I am always encouraged when I work with companies that truly dedicate their resources to improving the community—through not only their services/products but also by working to improve the well-being of their employees and those around them.

I had the opportunity on Tuesday to speak with my fellow ATHENAs, Melissa Sanderson and Leah Fregulia, at the SRP Women in Network Luncheon at the SRP Pera Club. Melissa, Leah and I were invited to network with a packed room of superstar SRP women and were also invited to share some of our advice and experiences about the challenges and successes we have encountered in our professional lives, while mentoring others (and being mentees ourselves), and as active members of our communities.

WIN Welcomes Athena
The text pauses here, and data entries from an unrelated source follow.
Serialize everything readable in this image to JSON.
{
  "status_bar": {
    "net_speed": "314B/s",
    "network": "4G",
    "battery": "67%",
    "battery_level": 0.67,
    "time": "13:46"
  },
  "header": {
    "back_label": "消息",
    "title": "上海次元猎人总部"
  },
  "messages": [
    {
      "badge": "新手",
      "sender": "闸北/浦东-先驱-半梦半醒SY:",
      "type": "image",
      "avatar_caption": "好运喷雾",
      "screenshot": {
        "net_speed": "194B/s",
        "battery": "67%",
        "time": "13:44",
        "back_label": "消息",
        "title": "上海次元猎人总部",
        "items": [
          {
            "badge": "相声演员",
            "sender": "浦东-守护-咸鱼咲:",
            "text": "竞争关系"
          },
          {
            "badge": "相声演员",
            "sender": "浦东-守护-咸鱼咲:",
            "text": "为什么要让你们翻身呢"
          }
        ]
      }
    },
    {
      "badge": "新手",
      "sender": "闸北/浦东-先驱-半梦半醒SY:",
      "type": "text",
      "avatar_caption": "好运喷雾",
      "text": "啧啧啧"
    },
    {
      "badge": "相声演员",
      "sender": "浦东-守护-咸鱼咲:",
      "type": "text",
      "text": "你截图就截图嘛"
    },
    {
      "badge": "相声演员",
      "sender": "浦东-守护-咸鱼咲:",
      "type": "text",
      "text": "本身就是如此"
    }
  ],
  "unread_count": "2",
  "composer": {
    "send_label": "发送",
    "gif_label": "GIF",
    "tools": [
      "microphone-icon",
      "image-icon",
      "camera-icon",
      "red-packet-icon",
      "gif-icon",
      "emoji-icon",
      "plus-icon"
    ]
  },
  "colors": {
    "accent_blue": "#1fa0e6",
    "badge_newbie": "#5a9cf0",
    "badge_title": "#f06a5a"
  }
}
The luncheon reminded me that such a simple thing—bringing a group together—in this case, the women of SRP, can be a great morale booster for employees and an opportunity to challenge employees to think outside the box about their own roles in the organization and what they hope to achieve. As I shared during our panel discussion, I think it is important that employees feel empowered to speak up and share what it is that they want from their careers and also to be accountable to doing the work to get there.

srp2There are many ways companies can work to build morale, create a stronger workforce, and increase employee retention—from initiating wellness programs to holding annual retreats to sponsoring community events. I think every company would benefit from taking a step back and evaluating what the company does and what more can be done. SO, while you do that, I will share my “Top 10 Words of Wisdom” that I shared at the luncheon today. When I was deciding what words of wisdom I wanted to share at the closing of the luncheon, I realized that some great words of advice that I have in the back of my mind originally came from songs. After living in Nashville for three years and experiencing the best music one could find, it only makes sense that the words stuck in my head are backed by a guitar and drums.  Here they are:

TOP 10 WORDS OF WISDOM (Nashville-style)

1. “Be a best friend, tell the truth.  And overuse ‘I love you.’  Go to work, do your best.  Don’t outsmart your common sense.”

“Love Like Crazy,” by Lee Brice

2. “Don’t sit upon the shoreline and say you’re satisfied.  Choose to chance the rapids and dare to dance the tide.”

“The River,” by Garth Brooks

3. “My next thirty years will be the best years of my life.  Raise a little family and hang out with my wife/husband.  Spend precious moments with the ones that I hold dear.  Make up for lost time here, in my next thirty years”

“My Next Thirty Years,” by Tim McGraw

4. “If you want to make the world a better place, take a look at yourself, and then make a change.”

“Man In the Mirror,” by Michael Jackson

5. “Sometimes I’m hard on me, when dreams don’t come easy.  I wanna look back and say, I did all that I could.  At the end of the day, Lord I pray, I have a life that’s good.”

“A Life That’s Good,” by Lennon & Maisy (Nashville cast)

6. “May good fortune be with you.  May your guiding light be strong.”

“Forever Young,” by Rod Stewart

7. “I hope you still feel small when you stand beside the ocean.  Whenever one door closes I hope one more opens.”  

“I Hope You Dance,” by Lee Ann Womack

8. “If you’re faced with a choice, and you have to choose.  I hope you choose the one that means the most to you.”

“My Wish,” by Rascal Flatts

9. “Maybe you’ll marry, maybe you won’t.  Maybe you’ll have children, maybe you won’t.  Maybe you’ll divorce at 40, maybe you’ll dance the ‘Funky Chicken’ on your 75th wedding anniversary.  Whatever you do, don’t congratulate yourself too much or berate yourself either.  Your choices are half chance, so are everybody else’s”

Baz Luhrmann – Everybody’s Free (to Wear Sunscreen) 

10. “What it all comes down to is that no one’s really got it all figured out just yet.”

“Hand In My Pocket,” by Alanis Morissette

Posted in Other Things... | Tagged , , | 1 Comment